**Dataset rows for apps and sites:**
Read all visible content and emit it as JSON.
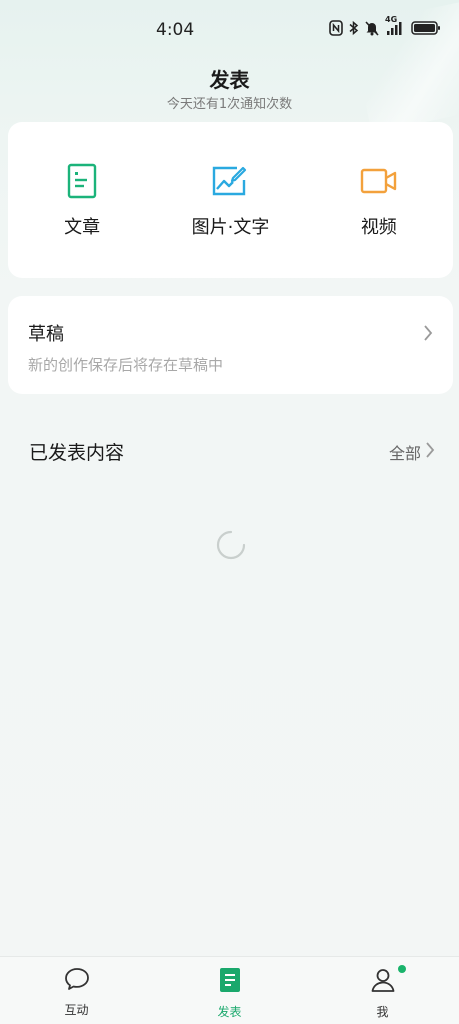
{
  "status_bar": {
    "time": "4:04",
    "network": "4G",
    "icons": [
      "nfc-icon",
      "bluetooth-icon",
      "mute-icon",
      "signal-icon",
      "battery-icon"
    ]
  },
  "header": {
    "title": "发表",
    "subtitle": "今天还有1次通知次数"
  },
  "publish": {
    "items": [
      {
        "label": "文章",
        "icon": "article-icon",
        "color": "#1bb37a"
      },
      {
        "label": "图片·文字",
        "icon": "image-text-icon",
        "color": "#2aa9e0"
      },
      {
        "label": "视频",
        "icon": "video-icon",
        "color": "#f3a13c"
      }
    ]
  },
  "drafts": {
    "title": "草稿",
    "subtitle": "新的创作保存后将存在草稿中"
  },
  "published": {
    "title": "已发表内容",
    "all_label": "全部"
  },
  "bottom_nav": {
    "items": [
      {
        "label": "互动",
        "icon": "chat-bubble-icon",
        "active": false
      },
      {
        "label": "发表",
        "icon": "publish-doc-icon",
        "active": true
      },
      {
        "label": "我",
        "icon": "user-icon",
        "active": false,
        "badge": true
      }
    ],
    "active_color": "#1aa86c",
    "badge_color": "#19b36b"
  }
}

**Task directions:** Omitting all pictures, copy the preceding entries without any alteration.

**Written reply:**
Read all visible content and emit it as JSON.
{
  "status_bar": {
    "time": "4:04",
    "network": "4G",
    "icons": [
      "nfc-icon",
      "bluetooth-icon",
      "mute-icon",
      "signal-icon",
      "battery-icon"
    ]
  },
  "header": {
    "title": "发表",
    "subtitle": "今天还有1次通知次数"
  },
  "publish": {
    "items": [
      {
        "label": "文章",
        "icon": "article-icon",
        "color": "#1bb37a"
      },
      {
        "label": "图片·文字",
        "icon": "image-text-icon",
        "color": "#2aa9e0"
      },
      {
        "label": "视频",
        "icon": "video-icon",
        "color": "#f3a13c"
      }
    ]
  },
  "drafts": {
    "title": "草稿",
    "subtitle": "新的创作保存后将存在草稿中"
  },
  "published": {
    "title": "已发表内容",
    "all_label": "全部"
  },
  "bottom_nav": {
    "items": [
      {
        "label": "互动",
        "icon": "chat-bubble-icon",
        "active": false
      },
      {
        "label": "发表",
        "icon": "publish-doc-icon",
        "active": true
      },
      {
        "label": "我",
        "icon": "user-icon",
        "active": false,
        "badge": true
      }
    ],
    "active_color": "#1aa86c",
    "badge_color": "#19b36b"
  }
}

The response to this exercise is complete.